The answer was that when you’re managing people in England, France, the former Soviet Union, and China, they don’t care about American patriotism. You can’t say, “Oh, we all have the same values.” People have very different values. Take the orientation toward democracy and the role of the state, or issues about women participating in the workforce. You can’t take any of it for granted. We have to teach students to be authentic leaders in that world, but it’s brand new stuff and we’re still trying to figure it out.
S+B: How are you trying to make that transition at Harvard Business School?
KHURANA: Last year, we introduced a major reorganization of the first year of our program. We now essentially get all 900 of our students out of the classroom. We moved away from an individual orientation toward a team orientation. We created team projects and sent them around the world to work on problems. They got graded by the people who were their constituents. Projects ranged from working with big traditional companies like Intel or L’Oreal, to working with startups, to doing market surveys for midsized family companies. We want to encourage students to use more innovation and entrepreneurship rather than just becoming cogs in the machine.

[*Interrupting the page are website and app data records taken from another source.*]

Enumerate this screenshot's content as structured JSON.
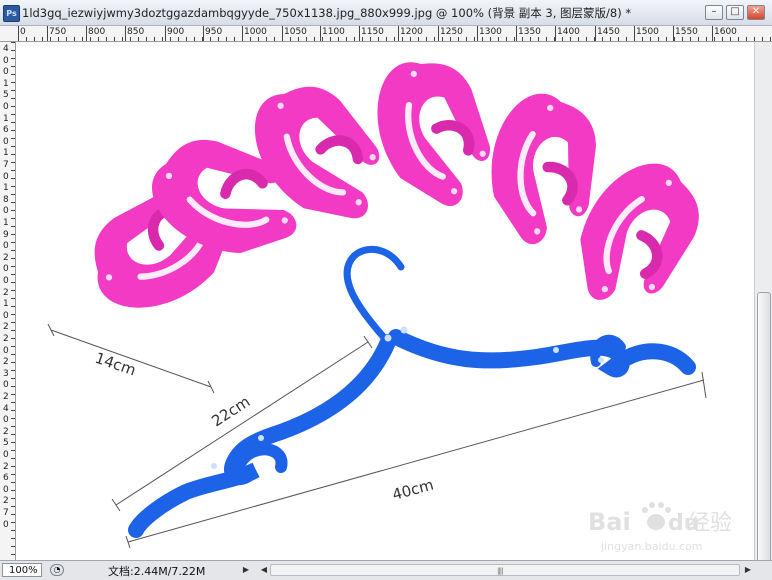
{
  "window": {
    "app_icon": "Ps",
    "title": "1ld3gq_iezwiyjwmy3doztggazdambqgyyde_750x1138.jpg_880x999.jpg @ 100% (背景 副本 3, 图层蒙版/8) *",
    "buttons": {
      "minimize": "–",
      "maximize": "□",
      "close": "✕"
    }
  },
  "ruler": {
    "h_labels": [
      "0",
      "750",
      "800",
      "850",
      "900",
      "950",
      "1000",
      "1050",
      "1100",
      "1150",
      "1200",
      "1250",
      "1300",
      "1350",
      "1400",
      "1450",
      "1500",
      "1550",
      "1600"
    ],
    "v_labels": [
      "4",
      "0",
      "0",
      "1",
      "5",
      "0",
      "1",
      "6",
      "0",
      "1",
      "7",
      "0",
      "1",
      "8",
      "0",
      "1",
      "9",
      "0",
      "2",
      "0",
      "0",
      "2",
      "1",
      "0",
      "2",
      "2",
      "0",
      "2",
      "3",
      "0",
      "2",
      "4",
      "0",
      "2",
      "5",
      "0",
      "2",
      "6",
      "0",
      "2",
      "7",
      "0"
    ]
  },
  "image": {
    "dimensions": {
      "width_label": "14cm",
      "height_label": "22cm",
      "length_label": "40cm"
    },
    "watermark": {
      "brand": "Bai",
      "brand_suffix": "du",
      "product": "经验",
      "url": "jingyan.baidu.com"
    },
    "colors": {
      "pink": "#f23ac5",
      "blue": "#1c63e8"
    }
  },
  "status": {
    "zoom": "100%",
    "doc_label": "文档:",
    "doc_size": "2.44M/7.22M",
    "arrow": "▶",
    "arrow_left": "◀",
    "arrow_right": "▶"
  }
}
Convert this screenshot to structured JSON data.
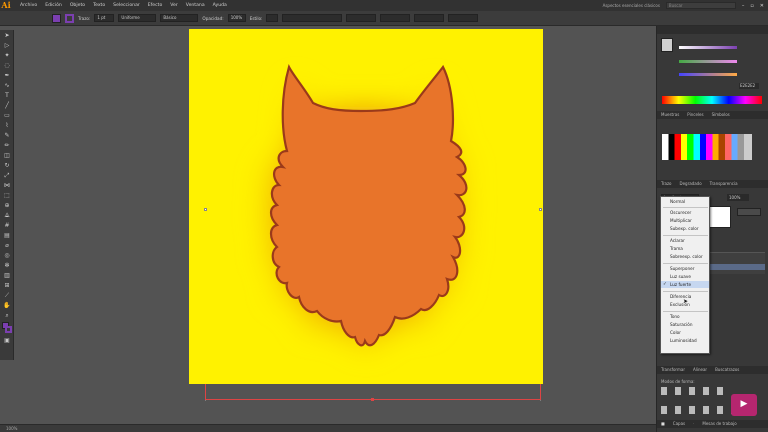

S+B: The traditional MBA education prepares people to keep track of the numbers centrally for an entire enterprise. But most large companies want to shift decision making to the regions, away from headquarters. How are you preparing MBAs for this new landscape?
KHURANA: U.S. corporations are historically imprinted with a hierarchical model—you develop something at headquarters, you scale it, and then you diffuse it. The challenge we face is how do we re-legitimate ourselves as a source of foundational knowledge. We have to have a more innovative and experimental mind-set. I don’t think anybody has figured it out yet. Adopting that has got to be the heart of our repertoire.
S+B: So what you’re saying is that Harvard is basically failing globally minded companies?
KHURANA: Not altogether. Global corporations need leaders who think institutionally, who see themselves as part of the larger fabric of society. They have to work closely with other institutions. They have complex relationships with the environment. They need people with skills that are not just internally focused, like trying to squeeze the last penny out of the supply chain, but externally focused. The next generation of leaders needs to be very comfortable negotiating complex coalitions with NGOs, suppliers, some competitors, and others. In that context, where the organization starts and ends is more ambiguous than ever. For example, Apple would love to say that the organization begins and stops in Cupertino, Calif. Society says no, it goes as far as Foxconn in China. And it goes so far as to say, “After the consumers buy your product, how do they get rid of it? Do they recycle parts or not?” The boundaries of the corporation are not what they used to be.
Look at the dramatic leadership issues facing Indra Nooyi, chief executive officer at PepsiCo. We just did a case study about the issues of childhood obesity and taxes on soda. Will Big Food become like Big Tobacco? PepsiCo is associated with salty snacks and sugary drinks that are translating into public health costs. Growth in the United States has stagnated. The growth is all in China, India, and the Middle East, which now have the fastest-growing rates of diabetes in the world. You’re Indra Nooyi. What do you do? This is the future of leadership.
If we teach this case 10 years from now, I can hear the students saying, “Oh, how stupid. Couldn’t they see this coming? All the data was there.” But when you are teaching it in real time, there are serious, unresolved questions about when to cash in a winning hand and fundamentally change a business.